[Dataset records]

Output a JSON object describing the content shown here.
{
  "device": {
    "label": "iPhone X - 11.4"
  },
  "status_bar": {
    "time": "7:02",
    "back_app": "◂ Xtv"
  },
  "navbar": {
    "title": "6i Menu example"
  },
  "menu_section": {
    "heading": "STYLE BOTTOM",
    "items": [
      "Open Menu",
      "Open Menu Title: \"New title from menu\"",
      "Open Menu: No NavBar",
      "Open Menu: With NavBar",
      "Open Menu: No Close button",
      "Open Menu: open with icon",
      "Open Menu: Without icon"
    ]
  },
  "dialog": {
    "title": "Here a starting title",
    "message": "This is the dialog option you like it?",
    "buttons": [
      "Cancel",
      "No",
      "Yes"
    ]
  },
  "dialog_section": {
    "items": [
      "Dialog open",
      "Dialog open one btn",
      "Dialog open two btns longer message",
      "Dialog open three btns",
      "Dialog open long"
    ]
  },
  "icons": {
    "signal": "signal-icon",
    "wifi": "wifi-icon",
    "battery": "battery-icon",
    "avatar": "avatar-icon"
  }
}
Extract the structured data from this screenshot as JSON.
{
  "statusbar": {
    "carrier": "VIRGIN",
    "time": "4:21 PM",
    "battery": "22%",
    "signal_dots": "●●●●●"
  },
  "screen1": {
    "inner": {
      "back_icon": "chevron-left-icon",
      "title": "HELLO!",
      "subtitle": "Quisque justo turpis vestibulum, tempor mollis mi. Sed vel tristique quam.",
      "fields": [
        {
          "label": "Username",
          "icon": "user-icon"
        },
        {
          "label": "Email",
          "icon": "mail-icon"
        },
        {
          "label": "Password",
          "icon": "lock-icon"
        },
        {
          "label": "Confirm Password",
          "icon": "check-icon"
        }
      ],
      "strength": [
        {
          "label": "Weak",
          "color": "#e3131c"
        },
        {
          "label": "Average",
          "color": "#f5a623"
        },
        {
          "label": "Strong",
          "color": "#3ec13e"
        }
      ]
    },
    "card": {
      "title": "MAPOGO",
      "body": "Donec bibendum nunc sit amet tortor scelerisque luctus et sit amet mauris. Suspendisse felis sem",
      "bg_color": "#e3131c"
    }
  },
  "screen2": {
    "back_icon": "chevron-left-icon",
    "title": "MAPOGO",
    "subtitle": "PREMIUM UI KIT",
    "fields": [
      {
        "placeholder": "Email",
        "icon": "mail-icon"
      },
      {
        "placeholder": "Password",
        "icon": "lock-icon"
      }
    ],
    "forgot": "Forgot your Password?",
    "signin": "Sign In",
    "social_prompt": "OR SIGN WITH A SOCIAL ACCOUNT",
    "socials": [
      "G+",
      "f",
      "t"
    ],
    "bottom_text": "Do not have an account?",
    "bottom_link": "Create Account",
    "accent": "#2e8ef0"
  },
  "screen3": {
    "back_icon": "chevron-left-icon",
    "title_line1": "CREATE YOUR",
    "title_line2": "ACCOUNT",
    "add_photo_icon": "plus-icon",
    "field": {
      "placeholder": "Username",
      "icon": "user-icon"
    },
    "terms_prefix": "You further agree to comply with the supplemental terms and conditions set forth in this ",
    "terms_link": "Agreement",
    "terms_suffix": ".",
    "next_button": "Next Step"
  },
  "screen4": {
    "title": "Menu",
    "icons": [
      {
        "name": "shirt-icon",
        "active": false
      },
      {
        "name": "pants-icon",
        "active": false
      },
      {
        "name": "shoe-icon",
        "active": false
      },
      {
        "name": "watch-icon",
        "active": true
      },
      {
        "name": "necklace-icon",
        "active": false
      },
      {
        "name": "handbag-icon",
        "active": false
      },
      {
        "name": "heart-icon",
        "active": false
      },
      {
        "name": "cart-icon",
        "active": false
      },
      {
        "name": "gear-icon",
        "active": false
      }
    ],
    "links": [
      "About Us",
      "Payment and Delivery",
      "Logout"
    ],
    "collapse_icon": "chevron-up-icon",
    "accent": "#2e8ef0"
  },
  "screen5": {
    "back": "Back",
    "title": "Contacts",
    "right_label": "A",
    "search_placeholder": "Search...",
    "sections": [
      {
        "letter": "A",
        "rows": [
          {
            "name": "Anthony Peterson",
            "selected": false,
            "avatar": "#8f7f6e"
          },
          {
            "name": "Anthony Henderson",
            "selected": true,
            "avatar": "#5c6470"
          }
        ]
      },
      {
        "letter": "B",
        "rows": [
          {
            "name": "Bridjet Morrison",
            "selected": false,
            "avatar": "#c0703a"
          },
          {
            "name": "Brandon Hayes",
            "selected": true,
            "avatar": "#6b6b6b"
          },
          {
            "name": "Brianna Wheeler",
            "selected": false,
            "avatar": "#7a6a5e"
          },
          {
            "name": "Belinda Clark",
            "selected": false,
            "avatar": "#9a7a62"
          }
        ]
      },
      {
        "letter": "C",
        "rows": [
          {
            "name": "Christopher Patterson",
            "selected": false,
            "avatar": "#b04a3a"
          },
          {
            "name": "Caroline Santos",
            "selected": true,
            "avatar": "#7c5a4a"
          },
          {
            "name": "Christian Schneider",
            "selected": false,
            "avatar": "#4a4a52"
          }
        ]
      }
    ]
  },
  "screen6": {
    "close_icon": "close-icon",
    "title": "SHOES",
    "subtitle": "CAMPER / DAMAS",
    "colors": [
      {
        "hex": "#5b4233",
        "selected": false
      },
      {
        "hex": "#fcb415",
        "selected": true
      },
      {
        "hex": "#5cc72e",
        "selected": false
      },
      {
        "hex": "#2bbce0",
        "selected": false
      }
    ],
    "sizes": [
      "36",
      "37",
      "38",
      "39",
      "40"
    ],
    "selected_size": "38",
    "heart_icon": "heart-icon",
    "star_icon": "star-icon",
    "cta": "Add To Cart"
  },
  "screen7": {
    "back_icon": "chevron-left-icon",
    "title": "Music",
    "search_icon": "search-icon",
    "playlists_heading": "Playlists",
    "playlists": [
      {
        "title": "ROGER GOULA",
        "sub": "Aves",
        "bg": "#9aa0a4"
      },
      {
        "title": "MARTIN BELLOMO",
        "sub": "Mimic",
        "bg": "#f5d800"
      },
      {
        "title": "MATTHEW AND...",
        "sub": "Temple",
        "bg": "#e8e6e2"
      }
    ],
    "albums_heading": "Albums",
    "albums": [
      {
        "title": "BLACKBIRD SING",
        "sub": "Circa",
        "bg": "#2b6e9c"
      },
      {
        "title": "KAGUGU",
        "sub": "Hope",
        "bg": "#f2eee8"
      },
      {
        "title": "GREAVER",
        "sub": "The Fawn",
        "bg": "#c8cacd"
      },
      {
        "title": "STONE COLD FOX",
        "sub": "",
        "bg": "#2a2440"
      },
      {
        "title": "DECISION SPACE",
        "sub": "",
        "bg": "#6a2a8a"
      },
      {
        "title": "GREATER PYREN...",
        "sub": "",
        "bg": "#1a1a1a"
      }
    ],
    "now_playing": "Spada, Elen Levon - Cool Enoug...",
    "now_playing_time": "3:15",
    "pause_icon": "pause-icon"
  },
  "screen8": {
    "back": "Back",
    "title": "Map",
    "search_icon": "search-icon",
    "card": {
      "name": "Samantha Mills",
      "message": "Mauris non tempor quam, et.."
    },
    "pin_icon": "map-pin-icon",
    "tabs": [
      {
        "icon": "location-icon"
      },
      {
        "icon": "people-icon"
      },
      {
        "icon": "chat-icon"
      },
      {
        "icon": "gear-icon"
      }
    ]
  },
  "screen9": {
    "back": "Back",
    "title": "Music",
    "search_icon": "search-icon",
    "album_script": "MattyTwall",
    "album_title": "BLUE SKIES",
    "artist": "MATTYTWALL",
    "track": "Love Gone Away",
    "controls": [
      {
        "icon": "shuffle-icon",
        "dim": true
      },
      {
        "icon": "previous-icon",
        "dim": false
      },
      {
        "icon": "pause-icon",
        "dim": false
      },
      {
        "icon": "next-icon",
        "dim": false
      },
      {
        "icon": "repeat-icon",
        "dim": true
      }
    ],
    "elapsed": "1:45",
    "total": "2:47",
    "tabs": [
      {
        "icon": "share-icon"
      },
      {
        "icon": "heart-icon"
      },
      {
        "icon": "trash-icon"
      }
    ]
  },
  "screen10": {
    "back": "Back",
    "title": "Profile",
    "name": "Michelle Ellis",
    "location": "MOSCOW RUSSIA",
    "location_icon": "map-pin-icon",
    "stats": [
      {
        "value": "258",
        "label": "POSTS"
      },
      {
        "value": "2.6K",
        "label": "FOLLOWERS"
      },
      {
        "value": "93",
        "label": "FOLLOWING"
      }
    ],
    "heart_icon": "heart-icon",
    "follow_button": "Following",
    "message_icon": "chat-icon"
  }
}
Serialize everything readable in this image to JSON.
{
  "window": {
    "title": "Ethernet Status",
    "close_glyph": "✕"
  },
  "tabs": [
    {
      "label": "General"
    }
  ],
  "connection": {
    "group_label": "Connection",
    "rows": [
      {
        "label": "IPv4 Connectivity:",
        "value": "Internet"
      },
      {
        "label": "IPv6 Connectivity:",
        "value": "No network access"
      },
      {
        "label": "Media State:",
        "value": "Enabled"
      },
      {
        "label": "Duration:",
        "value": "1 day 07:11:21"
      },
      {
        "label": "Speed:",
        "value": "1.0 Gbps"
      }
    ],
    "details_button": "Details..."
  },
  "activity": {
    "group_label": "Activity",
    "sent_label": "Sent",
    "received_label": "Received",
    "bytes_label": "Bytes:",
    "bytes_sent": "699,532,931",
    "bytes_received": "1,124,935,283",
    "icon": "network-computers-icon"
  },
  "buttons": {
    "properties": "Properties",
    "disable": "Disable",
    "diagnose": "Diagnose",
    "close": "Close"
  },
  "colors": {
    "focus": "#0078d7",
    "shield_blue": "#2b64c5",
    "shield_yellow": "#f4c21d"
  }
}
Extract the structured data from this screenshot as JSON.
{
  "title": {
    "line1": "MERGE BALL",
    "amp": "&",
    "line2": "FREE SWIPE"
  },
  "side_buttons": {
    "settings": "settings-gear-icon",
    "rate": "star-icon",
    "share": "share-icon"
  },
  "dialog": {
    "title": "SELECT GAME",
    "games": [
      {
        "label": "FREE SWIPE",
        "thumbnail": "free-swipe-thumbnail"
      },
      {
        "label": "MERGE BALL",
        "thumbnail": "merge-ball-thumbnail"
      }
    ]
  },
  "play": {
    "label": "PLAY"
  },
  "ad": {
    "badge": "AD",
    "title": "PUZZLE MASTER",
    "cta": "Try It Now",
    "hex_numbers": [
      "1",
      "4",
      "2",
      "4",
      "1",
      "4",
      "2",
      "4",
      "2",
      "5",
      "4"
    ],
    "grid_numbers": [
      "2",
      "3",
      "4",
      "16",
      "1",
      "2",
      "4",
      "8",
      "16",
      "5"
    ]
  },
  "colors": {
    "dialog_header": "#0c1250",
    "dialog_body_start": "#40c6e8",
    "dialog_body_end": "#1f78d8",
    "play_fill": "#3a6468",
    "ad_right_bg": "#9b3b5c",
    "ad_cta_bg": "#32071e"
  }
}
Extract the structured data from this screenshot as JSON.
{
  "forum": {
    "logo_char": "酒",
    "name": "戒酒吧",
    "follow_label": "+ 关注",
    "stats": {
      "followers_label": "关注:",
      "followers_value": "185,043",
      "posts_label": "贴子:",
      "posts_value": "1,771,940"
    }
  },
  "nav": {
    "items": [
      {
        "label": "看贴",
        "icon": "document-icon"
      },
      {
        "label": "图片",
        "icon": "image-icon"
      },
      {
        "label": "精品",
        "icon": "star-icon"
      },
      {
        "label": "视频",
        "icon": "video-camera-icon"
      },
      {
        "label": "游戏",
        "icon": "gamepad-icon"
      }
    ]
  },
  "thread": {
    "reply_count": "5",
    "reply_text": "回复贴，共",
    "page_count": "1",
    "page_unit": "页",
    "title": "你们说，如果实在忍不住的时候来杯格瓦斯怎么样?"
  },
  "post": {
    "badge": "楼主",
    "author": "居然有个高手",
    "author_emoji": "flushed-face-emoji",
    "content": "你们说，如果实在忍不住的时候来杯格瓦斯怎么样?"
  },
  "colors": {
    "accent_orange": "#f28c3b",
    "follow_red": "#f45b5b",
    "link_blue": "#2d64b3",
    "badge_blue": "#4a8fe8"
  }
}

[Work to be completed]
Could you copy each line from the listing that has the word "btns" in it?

[Response for this exercise]
      "Dialog open two btns longer message",
      "Dialog open three btns",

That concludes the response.